Input data START

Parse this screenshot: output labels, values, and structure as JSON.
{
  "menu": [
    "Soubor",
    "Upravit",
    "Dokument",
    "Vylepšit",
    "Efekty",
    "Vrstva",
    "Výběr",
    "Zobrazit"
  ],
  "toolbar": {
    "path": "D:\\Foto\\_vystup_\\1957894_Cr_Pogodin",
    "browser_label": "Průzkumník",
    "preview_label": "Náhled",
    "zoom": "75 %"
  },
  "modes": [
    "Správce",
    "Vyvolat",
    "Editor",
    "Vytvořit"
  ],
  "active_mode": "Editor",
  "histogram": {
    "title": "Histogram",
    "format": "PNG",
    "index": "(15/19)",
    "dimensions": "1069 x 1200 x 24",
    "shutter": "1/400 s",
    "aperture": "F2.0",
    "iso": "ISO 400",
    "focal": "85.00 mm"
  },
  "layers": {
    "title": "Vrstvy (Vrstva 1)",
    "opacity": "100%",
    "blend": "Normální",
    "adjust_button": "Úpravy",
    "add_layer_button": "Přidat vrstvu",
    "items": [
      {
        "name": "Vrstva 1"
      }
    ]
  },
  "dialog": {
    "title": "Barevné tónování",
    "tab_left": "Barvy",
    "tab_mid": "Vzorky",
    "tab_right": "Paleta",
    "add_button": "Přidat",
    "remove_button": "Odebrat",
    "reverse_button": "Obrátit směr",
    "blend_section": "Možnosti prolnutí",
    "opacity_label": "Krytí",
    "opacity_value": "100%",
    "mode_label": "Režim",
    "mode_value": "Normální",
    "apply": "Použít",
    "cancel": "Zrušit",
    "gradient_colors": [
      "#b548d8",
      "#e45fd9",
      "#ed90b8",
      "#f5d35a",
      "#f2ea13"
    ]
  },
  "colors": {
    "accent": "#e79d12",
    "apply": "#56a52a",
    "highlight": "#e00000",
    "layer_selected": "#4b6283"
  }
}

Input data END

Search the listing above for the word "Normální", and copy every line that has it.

    "blend": "Normální",
    "mode_value": "Normální",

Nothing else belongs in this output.